Reduce the level of "scripting" in the training experience by encouraging facilitators to familiarize themselves with the substance of the curriculum rather than relying on specific language. As the program expands and the need to recruit trainers grows it will be important to communicate clearly what is expected of each trainer and to model these expectations in the training they receive. This will be true of both newly recruited trainers as well as administrators who initially attend a Forum and then have an interest in training fellow administrators once they return to their schools and districts. Although requiring all trainers to read a curricular script ensures the delivery of the same content in every Forum, it does not give the trainer the flexibility to adapt to local needs and interests, potentially making the training less valuable to participants. Therefore, future training and support materials, such an online resource constructed for trainers in the field, may include a simple description of key points worth emphasizing in each curriculum module. Another useful resource would be a list of "tried-and-true" adaptations that trainers have made depending on various local conditions and particular kinds of participant groups.
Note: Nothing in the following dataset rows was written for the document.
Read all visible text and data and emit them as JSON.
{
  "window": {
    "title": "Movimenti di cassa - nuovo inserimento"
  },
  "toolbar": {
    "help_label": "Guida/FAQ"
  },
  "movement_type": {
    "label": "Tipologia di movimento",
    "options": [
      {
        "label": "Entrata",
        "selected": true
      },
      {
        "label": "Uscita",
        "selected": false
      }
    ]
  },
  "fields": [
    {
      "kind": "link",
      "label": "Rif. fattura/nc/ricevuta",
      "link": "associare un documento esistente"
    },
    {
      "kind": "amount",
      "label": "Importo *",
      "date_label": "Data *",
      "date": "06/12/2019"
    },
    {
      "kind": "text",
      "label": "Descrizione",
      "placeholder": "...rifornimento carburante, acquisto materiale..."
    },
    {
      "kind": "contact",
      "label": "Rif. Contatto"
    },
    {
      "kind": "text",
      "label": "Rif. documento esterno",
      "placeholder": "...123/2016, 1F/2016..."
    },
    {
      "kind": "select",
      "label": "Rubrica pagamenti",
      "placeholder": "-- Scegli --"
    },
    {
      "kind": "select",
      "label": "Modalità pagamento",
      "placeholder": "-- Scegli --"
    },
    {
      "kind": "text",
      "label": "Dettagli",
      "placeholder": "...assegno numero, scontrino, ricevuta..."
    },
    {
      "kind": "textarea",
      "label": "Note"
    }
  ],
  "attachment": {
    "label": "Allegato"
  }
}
Conduct detailed technical run-throughs prior to each training session. Trainers as well as an on-site technical support staff will minimize the number of technical delays and glitches by doing the following: running Turning Point software checks, conducting software inventories, including Flash, preloading relevant Internet sites, and testing the connection between the laptop and projector. Ideally, the same tech support person, who is familiar with the facility and other demands that are likely to occur on infrastructure at the time of the training, will remain present during the training to troubleshoot any difficulties that arise.
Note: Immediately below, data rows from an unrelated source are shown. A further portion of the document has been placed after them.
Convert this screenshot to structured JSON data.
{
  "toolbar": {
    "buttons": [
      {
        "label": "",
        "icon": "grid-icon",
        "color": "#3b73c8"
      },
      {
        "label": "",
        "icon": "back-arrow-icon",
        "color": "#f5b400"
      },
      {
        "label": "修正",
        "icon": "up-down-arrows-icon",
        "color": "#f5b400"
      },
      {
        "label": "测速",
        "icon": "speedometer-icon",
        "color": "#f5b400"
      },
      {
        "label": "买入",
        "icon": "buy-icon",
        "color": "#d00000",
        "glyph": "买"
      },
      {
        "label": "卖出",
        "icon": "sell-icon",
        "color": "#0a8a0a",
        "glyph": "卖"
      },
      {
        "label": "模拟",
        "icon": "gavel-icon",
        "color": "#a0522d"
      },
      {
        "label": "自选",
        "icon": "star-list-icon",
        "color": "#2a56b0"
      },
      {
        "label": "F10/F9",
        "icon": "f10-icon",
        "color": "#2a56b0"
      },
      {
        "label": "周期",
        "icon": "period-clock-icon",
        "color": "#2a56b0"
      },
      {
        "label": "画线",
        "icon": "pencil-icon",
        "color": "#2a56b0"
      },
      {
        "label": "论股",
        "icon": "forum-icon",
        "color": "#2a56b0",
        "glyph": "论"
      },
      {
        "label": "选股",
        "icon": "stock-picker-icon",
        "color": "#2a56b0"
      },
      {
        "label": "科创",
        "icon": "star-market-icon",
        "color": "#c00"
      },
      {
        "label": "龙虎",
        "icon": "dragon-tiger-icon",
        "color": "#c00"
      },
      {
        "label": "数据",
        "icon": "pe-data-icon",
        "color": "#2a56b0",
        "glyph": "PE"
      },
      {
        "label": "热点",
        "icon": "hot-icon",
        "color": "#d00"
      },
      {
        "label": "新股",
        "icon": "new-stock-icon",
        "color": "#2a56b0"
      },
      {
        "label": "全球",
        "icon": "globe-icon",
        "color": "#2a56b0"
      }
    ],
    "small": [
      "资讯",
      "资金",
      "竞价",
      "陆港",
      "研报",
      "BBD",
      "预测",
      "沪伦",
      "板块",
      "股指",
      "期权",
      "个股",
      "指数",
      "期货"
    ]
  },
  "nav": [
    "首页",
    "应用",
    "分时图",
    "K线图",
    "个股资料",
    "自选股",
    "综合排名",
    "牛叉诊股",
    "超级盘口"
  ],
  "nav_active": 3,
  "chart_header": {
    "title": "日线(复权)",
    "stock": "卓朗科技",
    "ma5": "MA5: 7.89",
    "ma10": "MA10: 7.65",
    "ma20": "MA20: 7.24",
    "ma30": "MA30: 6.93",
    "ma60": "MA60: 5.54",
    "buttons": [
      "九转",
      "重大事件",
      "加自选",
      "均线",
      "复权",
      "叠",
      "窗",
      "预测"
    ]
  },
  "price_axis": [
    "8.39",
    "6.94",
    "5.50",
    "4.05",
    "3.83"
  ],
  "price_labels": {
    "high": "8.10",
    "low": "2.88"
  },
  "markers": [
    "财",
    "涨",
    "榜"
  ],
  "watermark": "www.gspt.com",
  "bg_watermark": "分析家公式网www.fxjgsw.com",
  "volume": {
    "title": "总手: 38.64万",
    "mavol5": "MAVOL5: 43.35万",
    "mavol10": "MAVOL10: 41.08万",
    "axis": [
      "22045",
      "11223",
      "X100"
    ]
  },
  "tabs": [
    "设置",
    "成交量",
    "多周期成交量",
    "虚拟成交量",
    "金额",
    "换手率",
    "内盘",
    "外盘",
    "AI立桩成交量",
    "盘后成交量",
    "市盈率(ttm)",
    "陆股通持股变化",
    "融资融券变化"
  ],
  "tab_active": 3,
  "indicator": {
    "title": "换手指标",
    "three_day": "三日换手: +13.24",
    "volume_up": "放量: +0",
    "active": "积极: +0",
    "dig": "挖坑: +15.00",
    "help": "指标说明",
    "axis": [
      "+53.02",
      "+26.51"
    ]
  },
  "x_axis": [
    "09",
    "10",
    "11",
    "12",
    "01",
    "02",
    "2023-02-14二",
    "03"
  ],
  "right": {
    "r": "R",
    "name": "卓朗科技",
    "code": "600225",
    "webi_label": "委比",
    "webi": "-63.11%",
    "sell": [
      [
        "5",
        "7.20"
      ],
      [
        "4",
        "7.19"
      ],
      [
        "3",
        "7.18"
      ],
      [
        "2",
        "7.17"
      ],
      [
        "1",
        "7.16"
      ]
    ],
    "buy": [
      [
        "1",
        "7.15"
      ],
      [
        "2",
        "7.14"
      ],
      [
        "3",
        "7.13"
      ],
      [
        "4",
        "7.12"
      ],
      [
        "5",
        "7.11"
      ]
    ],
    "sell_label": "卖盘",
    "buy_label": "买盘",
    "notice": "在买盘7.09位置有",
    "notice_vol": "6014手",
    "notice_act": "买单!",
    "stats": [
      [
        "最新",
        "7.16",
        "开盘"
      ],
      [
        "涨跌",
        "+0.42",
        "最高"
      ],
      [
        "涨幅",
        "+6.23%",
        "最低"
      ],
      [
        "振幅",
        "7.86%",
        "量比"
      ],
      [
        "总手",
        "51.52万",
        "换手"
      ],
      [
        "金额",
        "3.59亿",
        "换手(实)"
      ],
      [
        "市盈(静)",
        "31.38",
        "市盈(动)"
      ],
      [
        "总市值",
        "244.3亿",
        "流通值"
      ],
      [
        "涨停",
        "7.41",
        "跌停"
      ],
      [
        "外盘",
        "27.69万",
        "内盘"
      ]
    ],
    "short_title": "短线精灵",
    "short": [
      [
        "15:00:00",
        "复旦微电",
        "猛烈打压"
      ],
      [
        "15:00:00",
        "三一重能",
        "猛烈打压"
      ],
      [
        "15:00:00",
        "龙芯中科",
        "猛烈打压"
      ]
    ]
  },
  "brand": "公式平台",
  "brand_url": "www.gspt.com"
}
Use the next phase of evaluation to identify concrete ways participants use their training, tracking the implementation of their Action Plans and how they support technology integration at the classroom level based on their Forum experience. Nearly all of the participants interviewed expressed a strong desire to implement their Action Plans but relatively few (16%) described themselves as being "well prepared" to do so. Tracking if and how administrators take action to accomplish these goals is likely to yield valuable information about the local and systemic challenges administrators encounter, specific knowledge or information they may need in order to act effectively, or different decision-making or policysetting practices that prove to be more or less successful. Learning more about all of these topics will inform further development of the training experience and help to define the scope and depth of impact the program can expect to have.

Revise the online survey - or administer two versions - to capture a broader range of responses. Just as the Forum curriculum will be updated, so too must the survey to reflect the changes and newly refined goals. While this survey provided useful feedback on participants' responses to the Forum, responses were highly consistent across questions and across different groups of respondents. It is appropriate to develop a more focused survey at this point that would allow for more discrimination among participants' different experiences with the program.